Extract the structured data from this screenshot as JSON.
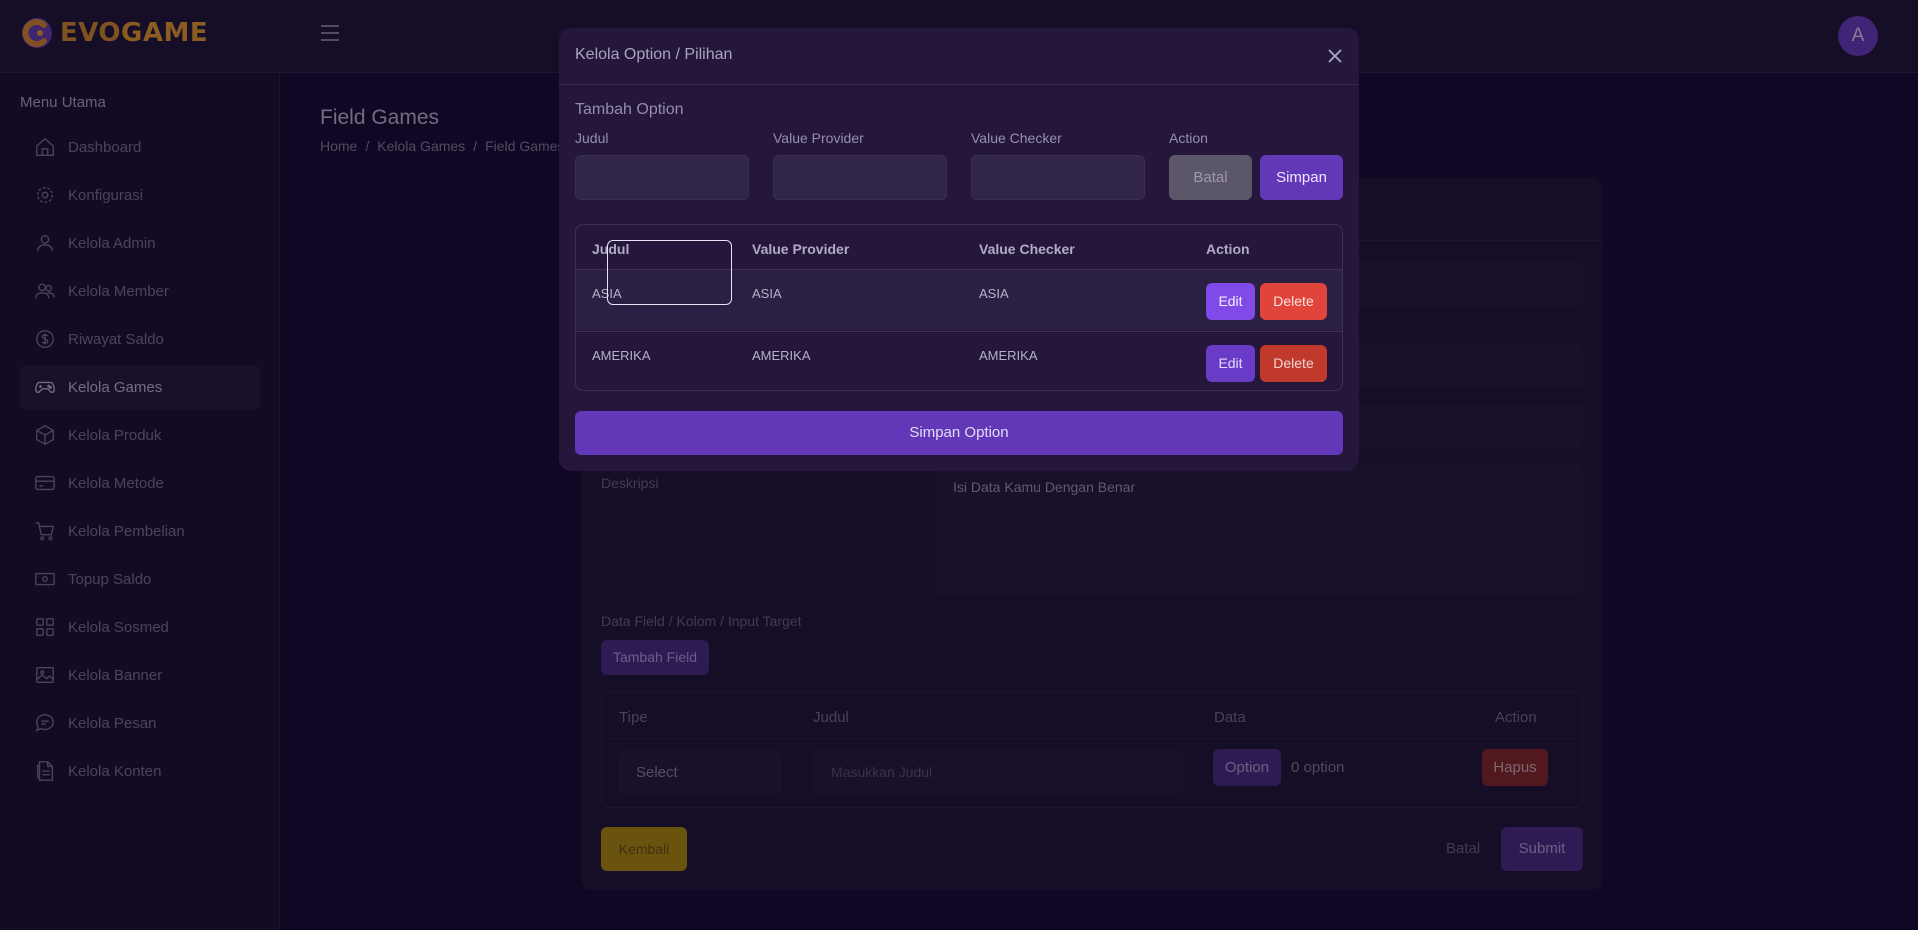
{
  "header": {
    "logo_evo": "EVO",
    "logo_game": "GAME",
    "avatar_initial": "A"
  },
  "sidebar": {
    "title": "Menu Utama",
    "items": [
      {
        "label": "Dashboard",
        "icon": "home-icon"
      },
      {
        "label": "Konfigurasi",
        "icon": "gear-icon"
      },
      {
        "label": "Kelola Admin",
        "icon": "user-icon"
      },
      {
        "label": "Kelola Member",
        "icon": "users-icon"
      },
      {
        "label": "Riwayat Saldo",
        "icon": "dollar-circle-icon"
      },
      {
        "label": "Kelola Games",
        "icon": "gamepad-icon",
        "active": true
      },
      {
        "label": "Kelola Produk",
        "icon": "box-icon"
      },
      {
        "label": "Kelola Metode",
        "icon": "card-icon"
      },
      {
        "label": "Kelola Pembelian",
        "icon": "cart-icon"
      },
      {
        "label": "Topup Saldo",
        "icon": "cash-icon"
      },
      {
        "label": "Kelola Sosmed",
        "icon": "grid-icon"
      },
      {
        "label": "Kelola Banner",
        "icon": "image-icon"
      },
      {
        "label": "Kelola Pesan",
        "icon": "chat-icon"
      },
      {
        "label": "Kelola Konten",
        "icon": "document-icon"
      }
    ]
  },
  "page": {
    "title": "Field Games",
    "breadcrumb": [
      "Home",
      "Kelola Games",
      "Field Games"
    ]
  },
  "form": {
    "deskripsi_label": "Deskripsi",
    "deskripsi_value": "Isi Data Kamu Dengan Benar",
    "data_field_label": "Data Field / Kolom / Input Target",
    "tambah_field": "Tambah Field",
    "table": {
      "headers": [
        "Tipe",
        "Judul",
        "Data",
        "Action"
      ],
      "row": {
        "tipe": "Select",
        "judul_placeholder": "Masukkan Judul",
        "option_btn": "Option",
        "option_count": "0 option",
        "hapus": "Hapus"
      }
    },
    "kembali": "Kembali",
    "batal": "Batal",
    "submit": "Submit"
  },
  "modal": {
    "title": "Kelola Option / Pilihan",
    "subtitle": "Tambah Option",
    "labels": {
      "judul": "Judul",
      "value_provider": "Value Provider",
      "value_checker": "Value Checker",
      "action": "Action"
    },
    "batal": "Batal",
    "simpan": "Simpan",
    "table": {
      "headers": [
        "Judul",
        "Value Provider",
        "Value Checker",
        "Action"
      ],
      "rows": [
        {
          "judul": "ASIA",
          "provider": "ASIA",
          "checker": "ASIA",
          "edit": "Edit",
          "delete": "Delete"
        },
        {
          "judul": "AMERIKA",
          "provider": "AMERIKA",
          "checker": "AMERIKA",
          "edit": "Edit",
          "delete": "Delete"
        }
      ]
    },
    "simpan_option": "Simpan Option"
  },
  "colors": {
    "accent": "#6238b8",
    "danger": "#c0392b",
    "warning": "#b8930a",
    "background": "#170930"
  }
}
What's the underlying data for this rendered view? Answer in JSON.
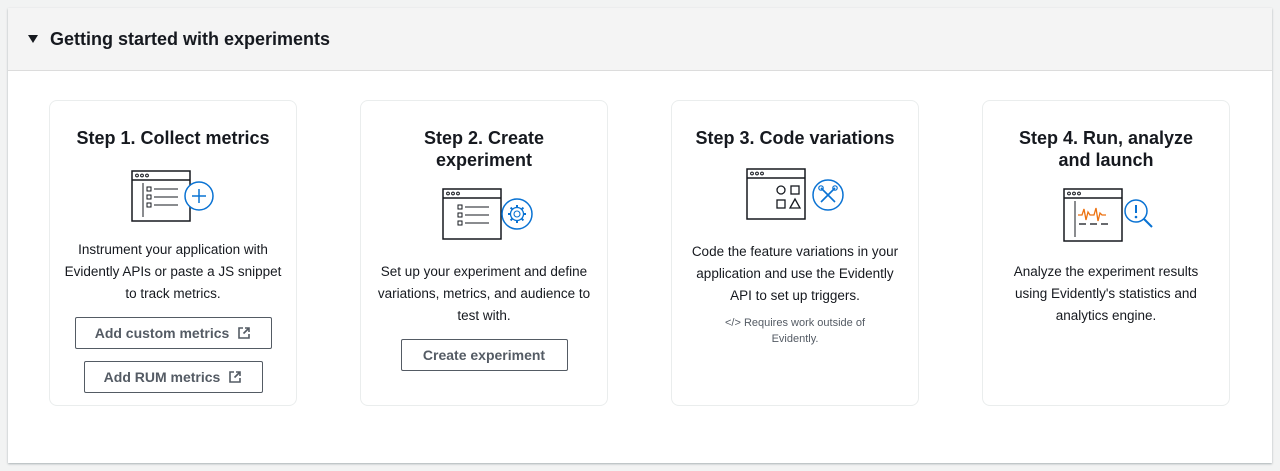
{
  "panel": {
    "title": "Getting started with experiments"
  },
  "steps": [
    {
      "title": "Step 1. Collect metrics",
      "description": "Instrument your application with Evidently APIs or paste a JS snippet to track metrics.",
      "buttons": [
        "Add custom metrics",
        "Add RUM metrics"
      ],
      "icon": "metrics-plus-icon"
    },
    {
      "title": "Step 2. Create experiment",
      "description": "Set up your experiment and define variations, metrics, and audience to test with.",
      "buttons": [
        "Create experiment"
      ],
      "icon": "experiment-gear-icon"
    },
    {
      "title": "Step 3. Code variations",
      "description": "Code the feature variations in your application and use the Evidently API to set up triggers.",
      "note": "</> Requires work outside of Evidently.",
      "icon": "code-tools-icon"
    },
    {
      "title": "Step 4. Run, analyze and launch",
      "description": "Analyze the experiment results using Evidently's statistics and analytics engine.",
      "icon": "analyze-search-icon"
    }
  ],
  "colors": {
    "accent": "#0972d3",
    "wave": "#ec7211",
    "text": "#16191f",
    "muted": "#545b64"
  }
}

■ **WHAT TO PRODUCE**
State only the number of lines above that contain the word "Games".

■ **COMPLETED TASK**
4